The Director, Neil Jameson, stated that according to academic research Muslims are not likely to take part in many aspects of civil society with many living in poverty. He feels that it is in the best interests of the entire nation to have a lively civil society, one that will challenge those in power and hold them accountable.

Citizens UK’s mission is to develop the capacity and skills of communities in the country to become more involved. They have, however, discovered, that several Muslim leaders in the UK have withdrawn from public life in fears of being labeled as extremists for their Islamic faith. Groups who work in collaboration with Islamic institutions are being criticized for their involvement with “alleged extremists.”

Citizens UK are finding it a constant struggle to involve the Muslim community in the work they are doing, the most disadvantaged communities in particular. Jamieson stated: “Inclusion in democratic action is the best alternative to apathy, sectarianism, and violence.” He hopes that in time to come the commissioners will have a series of recommendations which both the civil society, as well as the government and business sectors, will be able to act on to bring about change.

captureThe Commission are set to organize hearings in numerous locations across the country and include those where Citizens UK is actively working with civil society institutions.

Grieve says that civil society should be accessible to everyone, as a “fractured social system” will only make matters worse. A minority of the younger Muslim generation still see IS as a better option than their current home situations.

The most effective way to deal with the situation is to engage with those involved. The hearings began in London and Cardiff, and the commission has since held numerous hearings in other locations after which they could reflect upon and draw up a report as well as recommendations for Muslims and other groups to sign up for voluntarily.

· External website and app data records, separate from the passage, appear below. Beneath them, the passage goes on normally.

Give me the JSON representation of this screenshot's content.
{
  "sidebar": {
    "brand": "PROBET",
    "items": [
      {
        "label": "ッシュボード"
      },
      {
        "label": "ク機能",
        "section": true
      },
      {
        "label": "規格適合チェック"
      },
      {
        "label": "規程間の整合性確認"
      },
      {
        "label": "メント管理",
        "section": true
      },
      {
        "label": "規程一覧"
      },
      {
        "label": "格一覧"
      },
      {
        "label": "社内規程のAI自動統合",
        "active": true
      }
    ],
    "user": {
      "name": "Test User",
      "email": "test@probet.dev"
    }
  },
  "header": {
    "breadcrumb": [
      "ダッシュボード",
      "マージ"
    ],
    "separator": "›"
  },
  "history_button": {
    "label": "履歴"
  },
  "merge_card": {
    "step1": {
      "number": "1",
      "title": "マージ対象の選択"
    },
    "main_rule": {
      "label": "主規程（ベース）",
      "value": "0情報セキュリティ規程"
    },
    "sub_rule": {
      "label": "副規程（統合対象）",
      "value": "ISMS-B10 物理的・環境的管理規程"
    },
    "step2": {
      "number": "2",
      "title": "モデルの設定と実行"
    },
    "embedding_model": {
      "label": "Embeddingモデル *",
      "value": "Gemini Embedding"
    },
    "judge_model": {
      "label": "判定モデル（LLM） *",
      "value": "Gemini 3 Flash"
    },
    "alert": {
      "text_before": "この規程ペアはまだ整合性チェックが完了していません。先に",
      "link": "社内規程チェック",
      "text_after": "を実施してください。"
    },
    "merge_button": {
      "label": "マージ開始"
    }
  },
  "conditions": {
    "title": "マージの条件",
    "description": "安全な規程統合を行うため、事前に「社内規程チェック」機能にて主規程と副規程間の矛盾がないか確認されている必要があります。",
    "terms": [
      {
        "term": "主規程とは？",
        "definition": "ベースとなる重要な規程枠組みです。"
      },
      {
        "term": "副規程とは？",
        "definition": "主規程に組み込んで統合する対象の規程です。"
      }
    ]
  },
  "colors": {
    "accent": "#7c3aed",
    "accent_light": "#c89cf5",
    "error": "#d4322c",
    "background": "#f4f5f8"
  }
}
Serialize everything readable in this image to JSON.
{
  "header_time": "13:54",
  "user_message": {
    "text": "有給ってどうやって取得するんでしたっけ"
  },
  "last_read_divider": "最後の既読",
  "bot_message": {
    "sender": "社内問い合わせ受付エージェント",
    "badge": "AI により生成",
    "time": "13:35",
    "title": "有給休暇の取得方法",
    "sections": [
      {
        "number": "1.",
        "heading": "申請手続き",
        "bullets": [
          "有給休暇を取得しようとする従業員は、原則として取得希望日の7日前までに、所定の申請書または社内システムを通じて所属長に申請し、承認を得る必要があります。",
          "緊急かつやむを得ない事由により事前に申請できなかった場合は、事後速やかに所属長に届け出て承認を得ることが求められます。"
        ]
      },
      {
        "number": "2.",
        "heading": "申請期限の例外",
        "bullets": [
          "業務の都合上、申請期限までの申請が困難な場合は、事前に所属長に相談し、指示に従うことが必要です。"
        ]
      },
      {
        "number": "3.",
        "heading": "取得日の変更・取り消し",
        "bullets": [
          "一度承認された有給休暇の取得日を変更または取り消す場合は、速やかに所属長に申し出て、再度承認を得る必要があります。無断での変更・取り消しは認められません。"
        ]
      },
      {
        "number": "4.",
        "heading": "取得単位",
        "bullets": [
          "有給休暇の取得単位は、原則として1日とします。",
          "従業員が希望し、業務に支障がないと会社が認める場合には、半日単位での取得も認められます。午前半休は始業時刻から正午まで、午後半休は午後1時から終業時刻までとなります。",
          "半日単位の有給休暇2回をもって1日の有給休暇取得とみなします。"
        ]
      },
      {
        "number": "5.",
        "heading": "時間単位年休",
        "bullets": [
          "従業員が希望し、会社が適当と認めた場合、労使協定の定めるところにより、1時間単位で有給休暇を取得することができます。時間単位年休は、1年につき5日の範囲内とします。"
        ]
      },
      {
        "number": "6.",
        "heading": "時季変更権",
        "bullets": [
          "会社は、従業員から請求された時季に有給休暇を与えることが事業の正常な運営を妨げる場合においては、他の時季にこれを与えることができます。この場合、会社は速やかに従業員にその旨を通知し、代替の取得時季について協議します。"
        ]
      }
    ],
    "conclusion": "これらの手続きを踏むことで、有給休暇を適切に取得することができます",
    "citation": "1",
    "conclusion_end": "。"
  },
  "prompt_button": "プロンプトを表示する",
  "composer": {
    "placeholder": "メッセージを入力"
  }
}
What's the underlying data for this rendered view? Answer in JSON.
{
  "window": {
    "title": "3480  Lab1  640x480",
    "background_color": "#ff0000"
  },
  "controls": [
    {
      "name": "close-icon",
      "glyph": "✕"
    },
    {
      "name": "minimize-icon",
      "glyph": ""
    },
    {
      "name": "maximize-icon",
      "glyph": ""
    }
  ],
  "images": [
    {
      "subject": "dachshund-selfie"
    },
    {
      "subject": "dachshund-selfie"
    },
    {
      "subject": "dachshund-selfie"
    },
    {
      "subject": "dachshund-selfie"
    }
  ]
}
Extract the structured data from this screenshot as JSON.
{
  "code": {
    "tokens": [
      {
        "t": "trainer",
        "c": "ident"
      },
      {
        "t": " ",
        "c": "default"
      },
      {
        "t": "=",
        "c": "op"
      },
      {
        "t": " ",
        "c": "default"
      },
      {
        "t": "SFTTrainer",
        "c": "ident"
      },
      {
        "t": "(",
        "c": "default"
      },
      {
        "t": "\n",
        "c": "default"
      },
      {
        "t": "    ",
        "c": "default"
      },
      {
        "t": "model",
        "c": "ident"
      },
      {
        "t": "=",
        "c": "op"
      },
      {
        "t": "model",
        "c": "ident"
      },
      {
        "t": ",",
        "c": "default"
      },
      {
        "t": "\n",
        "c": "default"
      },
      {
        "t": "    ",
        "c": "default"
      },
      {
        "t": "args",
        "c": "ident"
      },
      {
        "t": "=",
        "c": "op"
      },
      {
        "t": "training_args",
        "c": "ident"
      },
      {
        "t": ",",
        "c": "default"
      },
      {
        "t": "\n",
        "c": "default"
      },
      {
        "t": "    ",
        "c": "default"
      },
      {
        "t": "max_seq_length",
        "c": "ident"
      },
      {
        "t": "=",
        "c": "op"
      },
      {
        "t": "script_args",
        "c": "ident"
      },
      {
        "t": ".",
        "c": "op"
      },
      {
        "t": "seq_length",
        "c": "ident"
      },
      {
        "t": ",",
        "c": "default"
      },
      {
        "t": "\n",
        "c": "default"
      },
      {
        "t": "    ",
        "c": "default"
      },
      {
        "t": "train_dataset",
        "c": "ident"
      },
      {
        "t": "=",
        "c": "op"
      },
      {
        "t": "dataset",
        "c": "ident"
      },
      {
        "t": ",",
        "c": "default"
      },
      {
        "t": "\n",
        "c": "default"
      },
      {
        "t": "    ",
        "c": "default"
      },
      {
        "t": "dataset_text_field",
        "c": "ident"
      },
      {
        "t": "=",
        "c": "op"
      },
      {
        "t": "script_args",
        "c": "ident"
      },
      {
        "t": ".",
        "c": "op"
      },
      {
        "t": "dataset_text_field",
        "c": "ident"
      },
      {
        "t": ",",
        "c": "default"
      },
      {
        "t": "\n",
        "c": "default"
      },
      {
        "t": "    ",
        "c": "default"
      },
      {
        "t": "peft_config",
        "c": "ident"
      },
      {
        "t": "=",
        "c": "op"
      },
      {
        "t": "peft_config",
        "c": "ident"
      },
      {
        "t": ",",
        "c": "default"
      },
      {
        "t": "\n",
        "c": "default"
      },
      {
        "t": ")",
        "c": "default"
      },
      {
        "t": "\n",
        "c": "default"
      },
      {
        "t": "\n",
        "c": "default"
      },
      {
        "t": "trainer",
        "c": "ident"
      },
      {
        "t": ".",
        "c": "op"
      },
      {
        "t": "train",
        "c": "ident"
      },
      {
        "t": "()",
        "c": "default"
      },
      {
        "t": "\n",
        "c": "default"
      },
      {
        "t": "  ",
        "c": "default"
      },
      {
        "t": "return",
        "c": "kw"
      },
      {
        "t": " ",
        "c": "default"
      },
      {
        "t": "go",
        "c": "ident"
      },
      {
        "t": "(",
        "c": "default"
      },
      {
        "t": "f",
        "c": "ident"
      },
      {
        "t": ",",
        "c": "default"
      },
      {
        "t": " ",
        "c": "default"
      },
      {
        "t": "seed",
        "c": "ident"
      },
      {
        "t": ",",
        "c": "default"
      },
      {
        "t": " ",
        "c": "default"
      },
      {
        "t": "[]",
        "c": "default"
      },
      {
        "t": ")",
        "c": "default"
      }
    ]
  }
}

It is so often that threats to security stem from individuals or groups who are seen as outsiders but they also need to be inspired and have more opportunities so that everyone can participate in the community together.